Supplied records
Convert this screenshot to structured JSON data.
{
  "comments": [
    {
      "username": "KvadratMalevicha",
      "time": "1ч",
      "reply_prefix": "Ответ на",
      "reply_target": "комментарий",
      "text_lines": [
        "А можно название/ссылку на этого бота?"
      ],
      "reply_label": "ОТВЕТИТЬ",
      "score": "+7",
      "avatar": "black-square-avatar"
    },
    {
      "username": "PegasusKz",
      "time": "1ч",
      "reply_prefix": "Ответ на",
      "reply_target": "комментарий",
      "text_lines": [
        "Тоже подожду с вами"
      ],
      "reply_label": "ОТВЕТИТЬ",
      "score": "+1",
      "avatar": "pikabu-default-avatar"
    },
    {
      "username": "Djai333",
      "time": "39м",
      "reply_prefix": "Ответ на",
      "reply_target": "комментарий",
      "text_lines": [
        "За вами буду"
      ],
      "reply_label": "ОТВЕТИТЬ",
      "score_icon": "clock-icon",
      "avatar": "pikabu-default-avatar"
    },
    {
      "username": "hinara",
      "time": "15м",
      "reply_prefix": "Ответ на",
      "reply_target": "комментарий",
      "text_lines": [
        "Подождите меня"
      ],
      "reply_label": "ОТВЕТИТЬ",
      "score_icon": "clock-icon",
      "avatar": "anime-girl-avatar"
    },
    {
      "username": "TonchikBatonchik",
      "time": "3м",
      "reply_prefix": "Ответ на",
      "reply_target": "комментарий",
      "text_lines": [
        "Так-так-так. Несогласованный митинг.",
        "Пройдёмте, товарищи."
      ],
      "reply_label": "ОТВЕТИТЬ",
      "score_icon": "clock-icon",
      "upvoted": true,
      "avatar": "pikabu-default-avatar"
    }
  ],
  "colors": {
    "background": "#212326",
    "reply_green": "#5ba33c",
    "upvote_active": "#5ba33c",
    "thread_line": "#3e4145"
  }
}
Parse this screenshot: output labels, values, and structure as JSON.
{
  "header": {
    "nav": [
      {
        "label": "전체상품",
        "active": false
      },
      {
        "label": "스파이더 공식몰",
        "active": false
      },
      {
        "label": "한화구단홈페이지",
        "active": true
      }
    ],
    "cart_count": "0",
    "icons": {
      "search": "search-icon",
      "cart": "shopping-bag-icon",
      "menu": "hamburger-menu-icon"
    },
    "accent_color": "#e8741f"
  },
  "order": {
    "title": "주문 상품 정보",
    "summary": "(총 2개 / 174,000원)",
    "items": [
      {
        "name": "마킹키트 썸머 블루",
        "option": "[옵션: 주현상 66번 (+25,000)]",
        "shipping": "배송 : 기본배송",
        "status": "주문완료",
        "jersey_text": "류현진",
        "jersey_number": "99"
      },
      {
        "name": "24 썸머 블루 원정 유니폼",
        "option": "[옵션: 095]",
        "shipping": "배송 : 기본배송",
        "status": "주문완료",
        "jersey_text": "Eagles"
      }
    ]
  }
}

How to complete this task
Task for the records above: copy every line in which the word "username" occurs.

Written solution
      "username": "KvadratMalevicha",
      "username": "PegasusKz",
      "username": "Djai333",
      "username": "hinara",
      "username": "TonchikBatonchik",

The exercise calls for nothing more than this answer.